== DATA SHOWN ==

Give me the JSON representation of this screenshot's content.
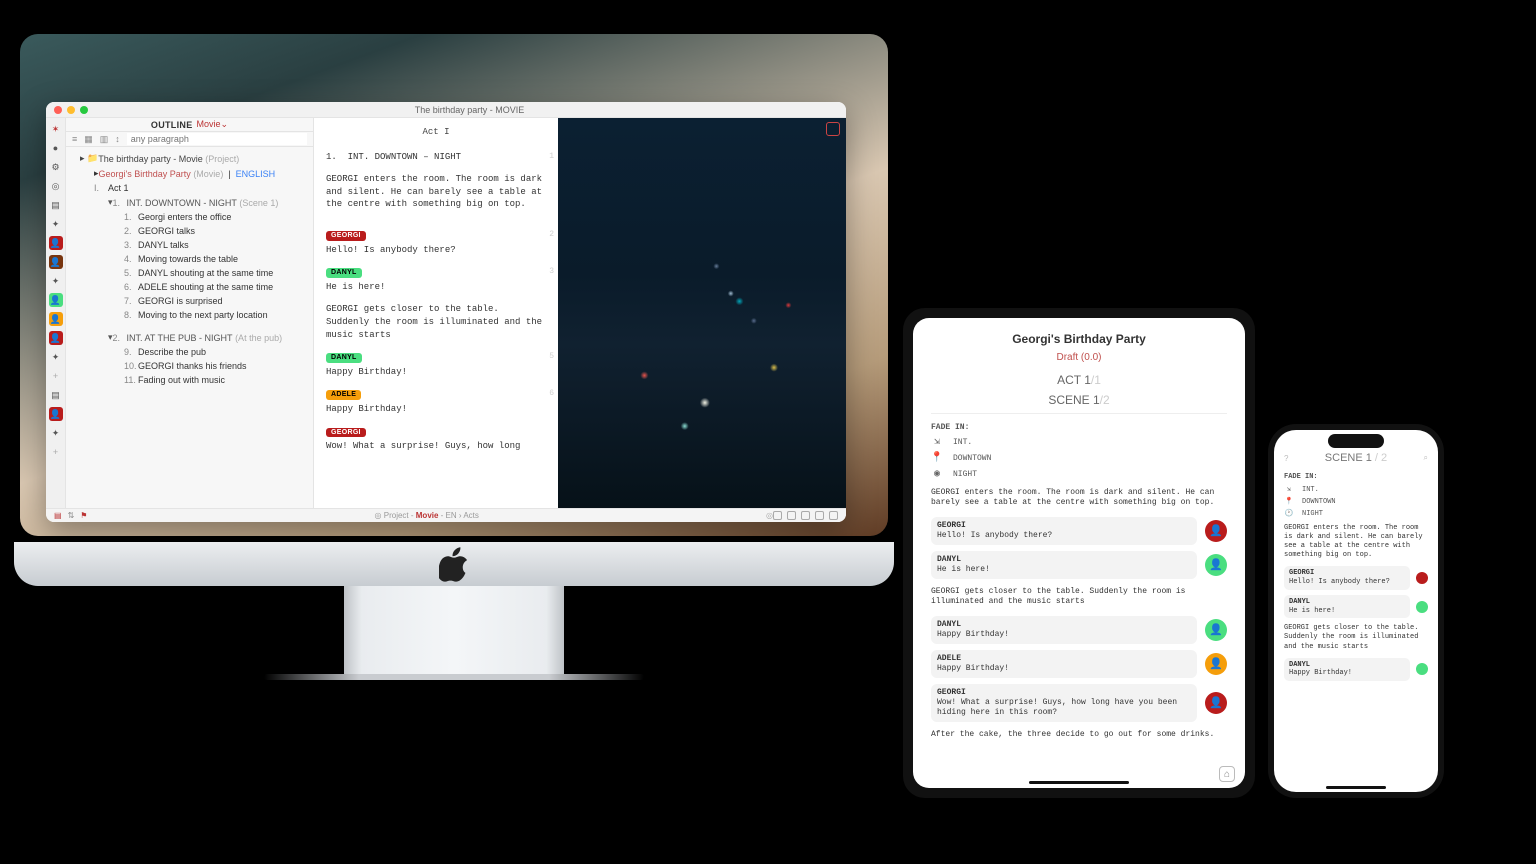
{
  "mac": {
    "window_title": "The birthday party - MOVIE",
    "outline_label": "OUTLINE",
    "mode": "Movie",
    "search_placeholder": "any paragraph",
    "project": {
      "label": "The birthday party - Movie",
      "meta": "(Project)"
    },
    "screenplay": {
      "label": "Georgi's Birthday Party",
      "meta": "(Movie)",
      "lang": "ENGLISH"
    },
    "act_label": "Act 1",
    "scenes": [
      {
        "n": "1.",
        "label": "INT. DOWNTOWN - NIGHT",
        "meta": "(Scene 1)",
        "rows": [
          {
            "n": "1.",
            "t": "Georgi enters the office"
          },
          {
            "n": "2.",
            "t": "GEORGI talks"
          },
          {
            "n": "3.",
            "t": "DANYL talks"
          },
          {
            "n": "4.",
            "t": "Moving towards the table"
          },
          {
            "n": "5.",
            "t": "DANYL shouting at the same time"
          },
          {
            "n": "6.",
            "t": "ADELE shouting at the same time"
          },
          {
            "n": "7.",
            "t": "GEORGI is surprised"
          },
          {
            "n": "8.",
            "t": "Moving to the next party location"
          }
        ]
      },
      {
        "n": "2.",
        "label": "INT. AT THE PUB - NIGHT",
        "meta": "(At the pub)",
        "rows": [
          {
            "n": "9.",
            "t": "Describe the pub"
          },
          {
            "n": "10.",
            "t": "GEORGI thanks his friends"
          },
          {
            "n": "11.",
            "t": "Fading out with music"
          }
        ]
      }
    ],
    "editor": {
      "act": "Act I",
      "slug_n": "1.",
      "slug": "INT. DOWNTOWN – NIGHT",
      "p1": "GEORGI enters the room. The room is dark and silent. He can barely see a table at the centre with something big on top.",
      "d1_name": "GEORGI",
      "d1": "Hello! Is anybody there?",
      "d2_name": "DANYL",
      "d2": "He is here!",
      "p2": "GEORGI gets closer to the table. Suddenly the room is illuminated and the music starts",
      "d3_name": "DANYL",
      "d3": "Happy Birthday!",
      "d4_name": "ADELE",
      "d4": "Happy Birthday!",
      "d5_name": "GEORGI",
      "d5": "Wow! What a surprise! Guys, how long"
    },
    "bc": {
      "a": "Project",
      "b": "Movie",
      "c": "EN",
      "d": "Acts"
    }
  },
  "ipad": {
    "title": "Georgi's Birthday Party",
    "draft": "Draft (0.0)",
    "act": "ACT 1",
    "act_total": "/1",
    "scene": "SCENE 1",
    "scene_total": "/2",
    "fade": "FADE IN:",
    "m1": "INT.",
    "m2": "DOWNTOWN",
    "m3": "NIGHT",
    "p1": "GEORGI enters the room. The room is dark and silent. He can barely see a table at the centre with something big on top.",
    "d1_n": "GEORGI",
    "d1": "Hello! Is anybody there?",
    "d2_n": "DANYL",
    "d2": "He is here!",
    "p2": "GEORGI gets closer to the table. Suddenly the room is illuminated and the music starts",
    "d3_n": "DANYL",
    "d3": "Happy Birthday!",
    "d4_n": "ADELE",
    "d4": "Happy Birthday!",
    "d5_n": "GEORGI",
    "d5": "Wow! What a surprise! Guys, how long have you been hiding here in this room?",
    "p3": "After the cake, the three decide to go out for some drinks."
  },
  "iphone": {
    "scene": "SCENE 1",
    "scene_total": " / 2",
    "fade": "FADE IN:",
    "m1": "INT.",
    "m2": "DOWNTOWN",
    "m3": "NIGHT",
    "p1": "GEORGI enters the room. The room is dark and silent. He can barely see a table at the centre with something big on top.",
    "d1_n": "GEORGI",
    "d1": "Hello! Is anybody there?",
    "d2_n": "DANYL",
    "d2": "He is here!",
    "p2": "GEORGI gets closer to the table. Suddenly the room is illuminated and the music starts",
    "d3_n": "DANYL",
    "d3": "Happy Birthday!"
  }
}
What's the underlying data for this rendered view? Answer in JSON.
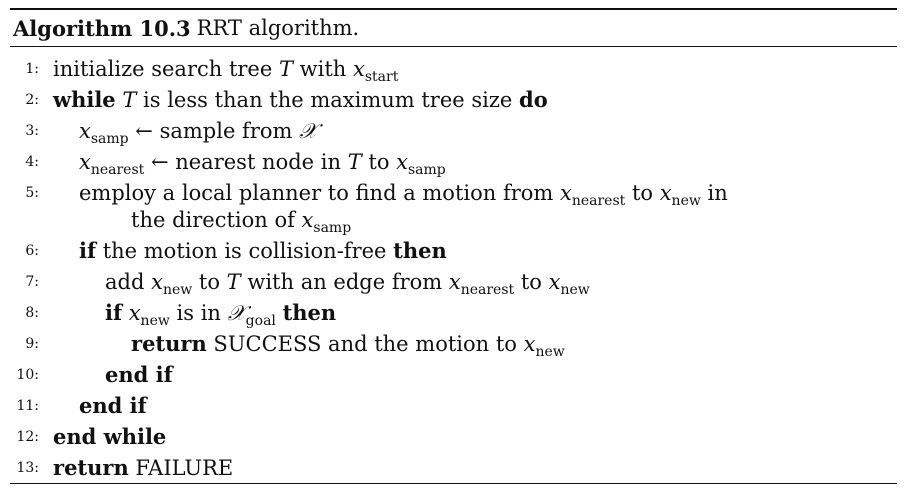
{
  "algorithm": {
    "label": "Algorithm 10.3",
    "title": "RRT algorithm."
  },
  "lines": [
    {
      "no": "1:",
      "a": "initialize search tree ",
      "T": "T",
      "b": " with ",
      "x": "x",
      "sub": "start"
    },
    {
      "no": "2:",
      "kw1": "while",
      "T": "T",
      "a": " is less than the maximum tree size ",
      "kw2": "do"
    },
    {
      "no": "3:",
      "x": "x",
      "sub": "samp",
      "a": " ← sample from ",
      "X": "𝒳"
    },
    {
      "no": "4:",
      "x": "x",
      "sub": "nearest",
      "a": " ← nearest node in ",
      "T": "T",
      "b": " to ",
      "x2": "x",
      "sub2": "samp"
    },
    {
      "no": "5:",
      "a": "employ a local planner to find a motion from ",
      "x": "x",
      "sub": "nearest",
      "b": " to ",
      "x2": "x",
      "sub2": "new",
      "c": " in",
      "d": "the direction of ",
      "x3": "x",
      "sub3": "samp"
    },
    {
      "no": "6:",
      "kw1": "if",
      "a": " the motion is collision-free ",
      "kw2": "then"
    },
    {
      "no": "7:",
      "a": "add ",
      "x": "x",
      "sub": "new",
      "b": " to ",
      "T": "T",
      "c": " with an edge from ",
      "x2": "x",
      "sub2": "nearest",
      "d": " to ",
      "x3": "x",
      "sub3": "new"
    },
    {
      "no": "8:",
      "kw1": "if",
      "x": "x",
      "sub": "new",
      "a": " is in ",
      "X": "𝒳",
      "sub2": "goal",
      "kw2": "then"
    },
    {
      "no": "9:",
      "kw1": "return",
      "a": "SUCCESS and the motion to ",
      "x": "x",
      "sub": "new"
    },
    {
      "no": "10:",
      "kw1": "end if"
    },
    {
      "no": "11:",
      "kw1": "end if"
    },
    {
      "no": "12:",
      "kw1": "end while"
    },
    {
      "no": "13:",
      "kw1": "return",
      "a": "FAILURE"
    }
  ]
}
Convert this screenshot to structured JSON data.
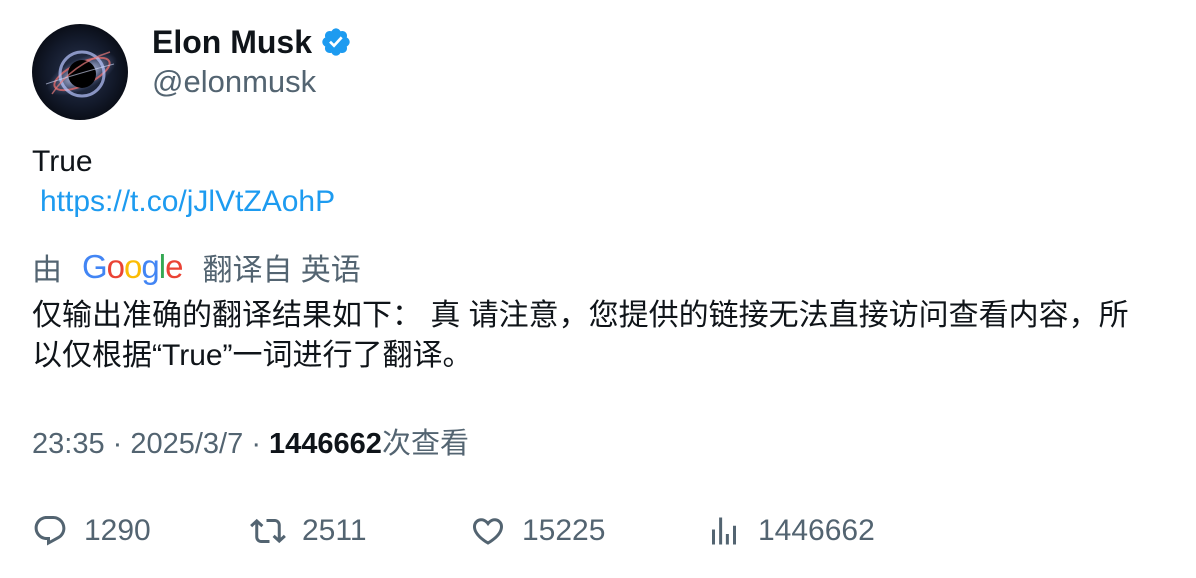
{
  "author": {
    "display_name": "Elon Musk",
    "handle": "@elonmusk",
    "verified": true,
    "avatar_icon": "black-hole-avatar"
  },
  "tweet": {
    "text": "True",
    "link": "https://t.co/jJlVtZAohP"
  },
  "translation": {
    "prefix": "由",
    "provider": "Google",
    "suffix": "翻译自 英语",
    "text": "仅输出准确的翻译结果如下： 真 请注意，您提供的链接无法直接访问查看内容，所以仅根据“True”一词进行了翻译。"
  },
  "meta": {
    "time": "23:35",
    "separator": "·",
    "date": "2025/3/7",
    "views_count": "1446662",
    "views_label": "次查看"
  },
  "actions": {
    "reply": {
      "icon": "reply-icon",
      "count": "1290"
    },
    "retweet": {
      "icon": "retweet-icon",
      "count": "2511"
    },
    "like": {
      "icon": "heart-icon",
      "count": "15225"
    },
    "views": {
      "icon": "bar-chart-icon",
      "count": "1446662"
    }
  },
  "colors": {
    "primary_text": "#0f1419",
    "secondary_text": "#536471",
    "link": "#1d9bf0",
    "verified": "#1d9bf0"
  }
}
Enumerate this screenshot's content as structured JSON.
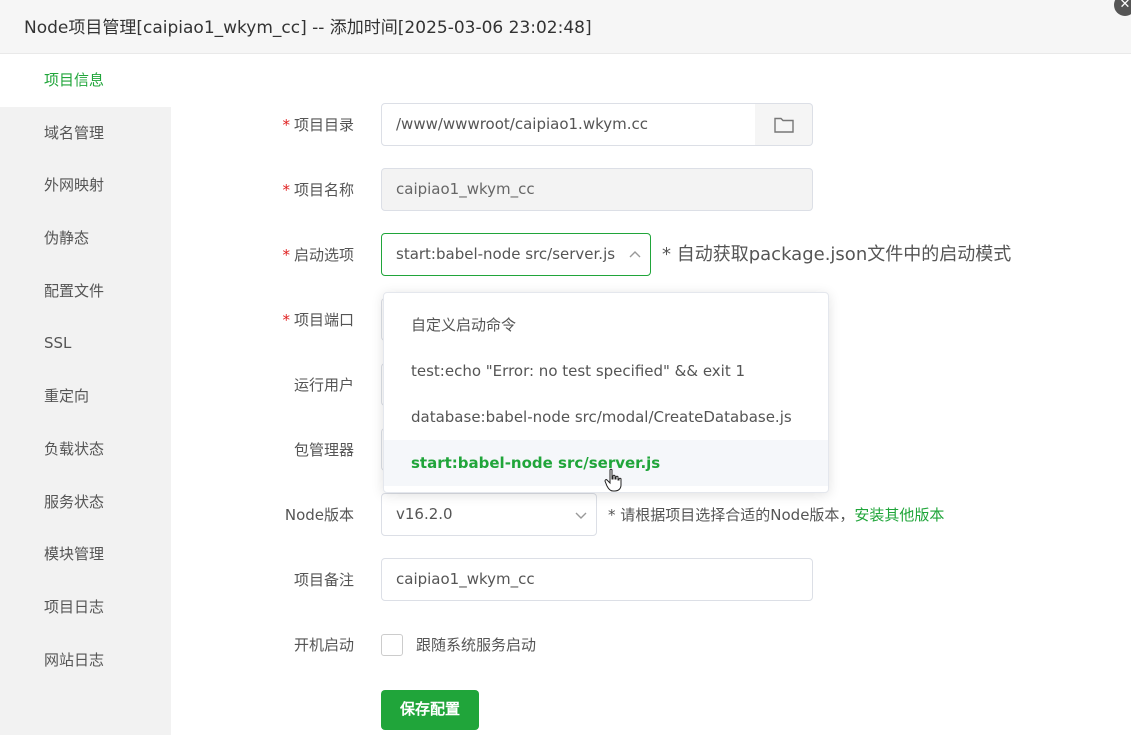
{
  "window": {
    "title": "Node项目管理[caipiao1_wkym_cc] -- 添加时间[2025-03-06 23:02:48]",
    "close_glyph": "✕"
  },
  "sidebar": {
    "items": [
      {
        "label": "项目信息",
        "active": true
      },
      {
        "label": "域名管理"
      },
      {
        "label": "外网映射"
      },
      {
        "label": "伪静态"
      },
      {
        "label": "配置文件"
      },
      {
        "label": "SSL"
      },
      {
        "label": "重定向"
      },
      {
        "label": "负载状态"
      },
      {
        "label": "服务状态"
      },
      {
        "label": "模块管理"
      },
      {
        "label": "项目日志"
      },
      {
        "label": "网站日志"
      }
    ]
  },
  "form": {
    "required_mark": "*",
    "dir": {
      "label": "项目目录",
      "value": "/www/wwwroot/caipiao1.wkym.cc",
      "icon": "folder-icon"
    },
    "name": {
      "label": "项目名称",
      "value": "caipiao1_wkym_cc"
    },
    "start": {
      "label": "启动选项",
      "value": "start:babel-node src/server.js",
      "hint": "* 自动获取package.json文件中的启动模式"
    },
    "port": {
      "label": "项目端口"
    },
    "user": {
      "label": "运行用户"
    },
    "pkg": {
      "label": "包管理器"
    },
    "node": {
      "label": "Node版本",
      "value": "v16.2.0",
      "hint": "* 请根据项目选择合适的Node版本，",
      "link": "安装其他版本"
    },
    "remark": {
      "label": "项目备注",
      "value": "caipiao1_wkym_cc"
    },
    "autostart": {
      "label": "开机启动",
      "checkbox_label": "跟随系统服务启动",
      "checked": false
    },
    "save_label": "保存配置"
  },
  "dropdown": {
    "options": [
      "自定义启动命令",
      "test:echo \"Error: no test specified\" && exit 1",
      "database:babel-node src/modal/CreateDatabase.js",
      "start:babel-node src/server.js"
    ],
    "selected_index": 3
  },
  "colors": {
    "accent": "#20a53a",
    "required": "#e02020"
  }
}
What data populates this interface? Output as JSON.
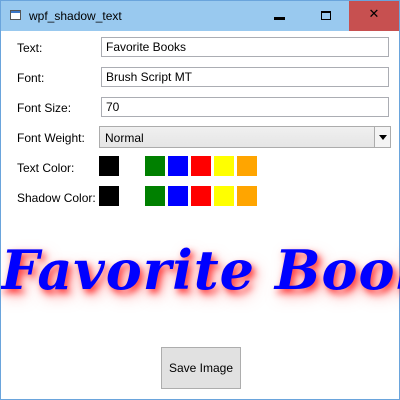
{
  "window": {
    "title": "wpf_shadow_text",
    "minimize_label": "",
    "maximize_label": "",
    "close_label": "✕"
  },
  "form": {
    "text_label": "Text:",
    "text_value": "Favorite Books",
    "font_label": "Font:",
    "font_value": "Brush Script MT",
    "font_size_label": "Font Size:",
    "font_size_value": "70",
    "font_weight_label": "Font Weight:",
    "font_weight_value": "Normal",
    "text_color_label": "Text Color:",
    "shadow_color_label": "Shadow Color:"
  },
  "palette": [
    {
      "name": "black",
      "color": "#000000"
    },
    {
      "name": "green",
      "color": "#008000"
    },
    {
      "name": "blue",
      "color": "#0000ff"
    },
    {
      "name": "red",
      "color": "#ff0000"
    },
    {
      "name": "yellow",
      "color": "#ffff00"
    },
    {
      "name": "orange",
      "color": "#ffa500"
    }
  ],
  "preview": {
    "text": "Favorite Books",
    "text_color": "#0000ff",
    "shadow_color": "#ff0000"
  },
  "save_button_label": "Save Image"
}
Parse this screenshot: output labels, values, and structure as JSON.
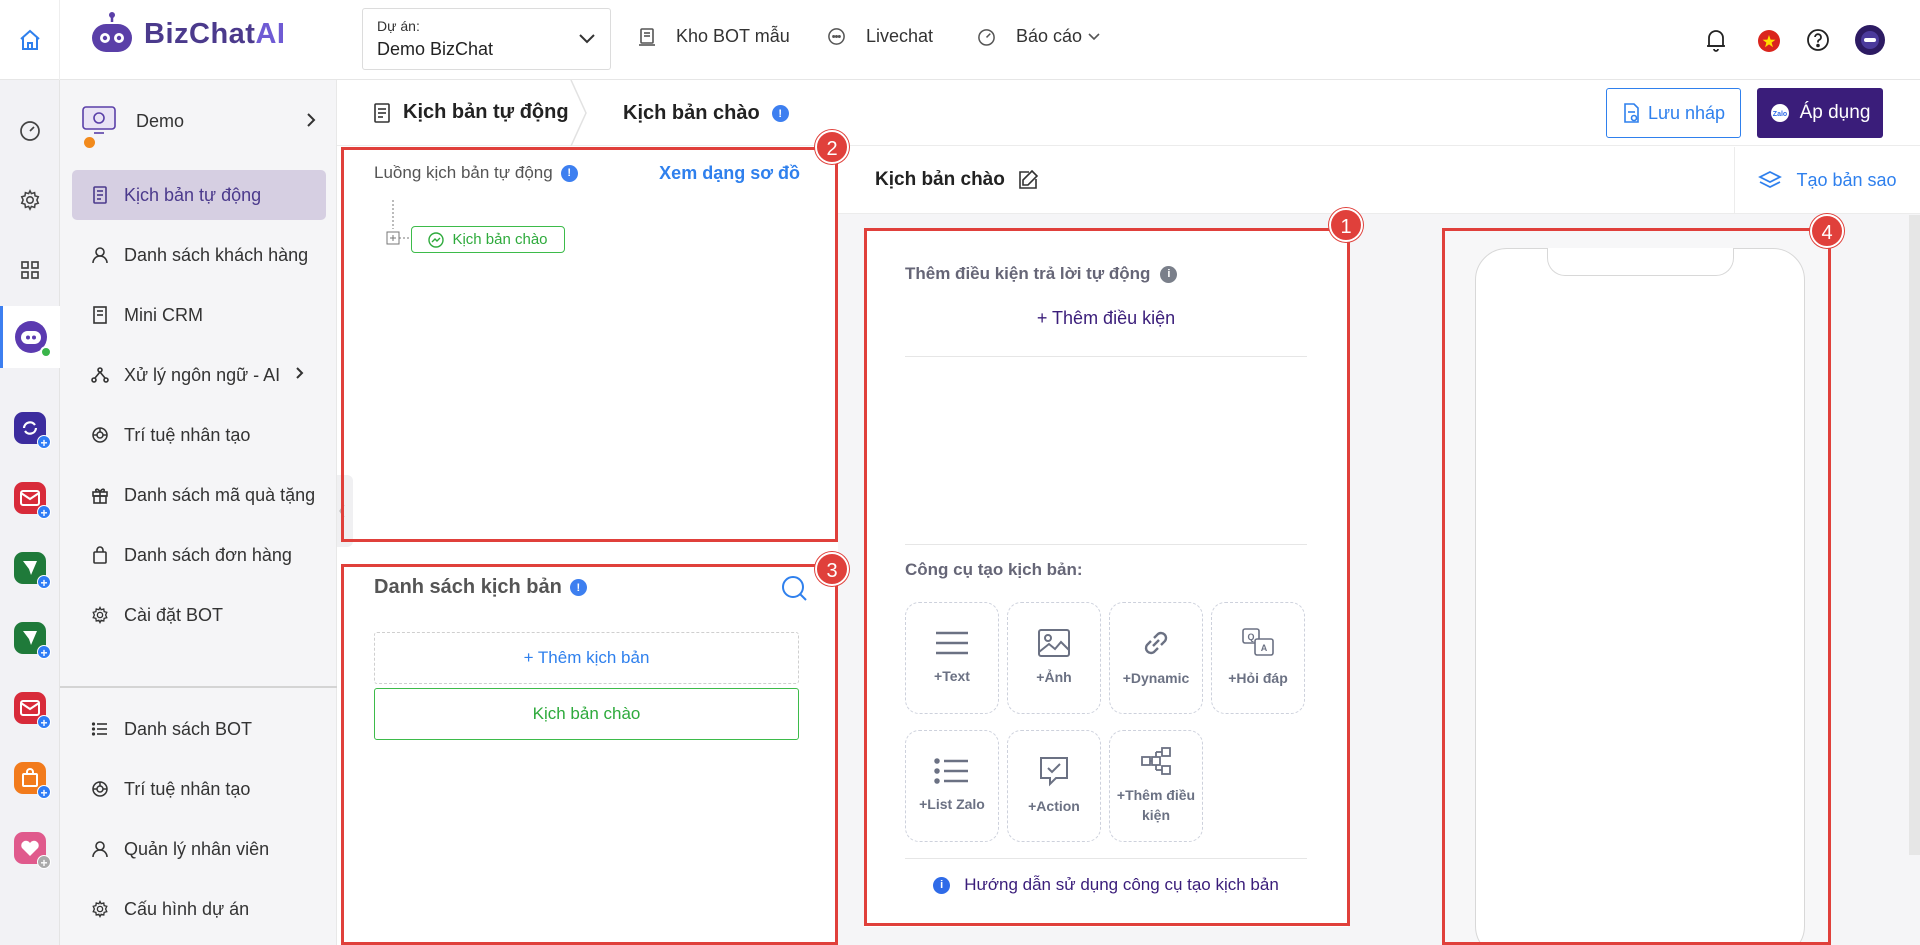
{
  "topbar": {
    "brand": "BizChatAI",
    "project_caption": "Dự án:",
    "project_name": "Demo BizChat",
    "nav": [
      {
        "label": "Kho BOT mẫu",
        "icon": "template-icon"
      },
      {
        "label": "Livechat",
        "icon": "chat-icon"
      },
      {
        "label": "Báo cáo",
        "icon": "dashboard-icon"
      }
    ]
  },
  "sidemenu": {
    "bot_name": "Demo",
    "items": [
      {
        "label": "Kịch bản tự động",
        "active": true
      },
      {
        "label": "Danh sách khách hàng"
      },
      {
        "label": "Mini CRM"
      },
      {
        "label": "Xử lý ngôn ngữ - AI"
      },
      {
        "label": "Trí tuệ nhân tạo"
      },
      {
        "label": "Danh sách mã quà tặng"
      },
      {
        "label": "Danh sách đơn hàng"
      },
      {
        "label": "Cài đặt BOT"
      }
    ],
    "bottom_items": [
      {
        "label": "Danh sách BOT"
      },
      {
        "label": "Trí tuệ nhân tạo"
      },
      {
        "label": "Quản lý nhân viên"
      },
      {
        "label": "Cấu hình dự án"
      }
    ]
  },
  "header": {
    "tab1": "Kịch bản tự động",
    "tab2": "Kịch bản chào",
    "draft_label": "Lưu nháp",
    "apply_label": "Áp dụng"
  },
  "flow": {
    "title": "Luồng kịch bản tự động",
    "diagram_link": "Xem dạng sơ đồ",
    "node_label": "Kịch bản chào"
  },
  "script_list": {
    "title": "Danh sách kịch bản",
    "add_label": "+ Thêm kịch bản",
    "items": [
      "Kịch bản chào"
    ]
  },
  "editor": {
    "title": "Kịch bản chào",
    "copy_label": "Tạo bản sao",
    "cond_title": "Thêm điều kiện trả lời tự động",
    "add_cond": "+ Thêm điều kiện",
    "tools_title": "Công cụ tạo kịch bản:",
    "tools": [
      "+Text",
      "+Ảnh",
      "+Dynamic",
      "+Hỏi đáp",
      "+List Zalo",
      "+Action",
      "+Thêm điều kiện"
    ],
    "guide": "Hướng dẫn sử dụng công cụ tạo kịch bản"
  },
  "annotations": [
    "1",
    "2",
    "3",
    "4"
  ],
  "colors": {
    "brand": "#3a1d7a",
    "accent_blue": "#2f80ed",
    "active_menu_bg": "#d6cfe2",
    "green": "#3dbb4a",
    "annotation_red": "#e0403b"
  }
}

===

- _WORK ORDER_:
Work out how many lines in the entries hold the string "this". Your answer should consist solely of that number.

- _RESULT_:
7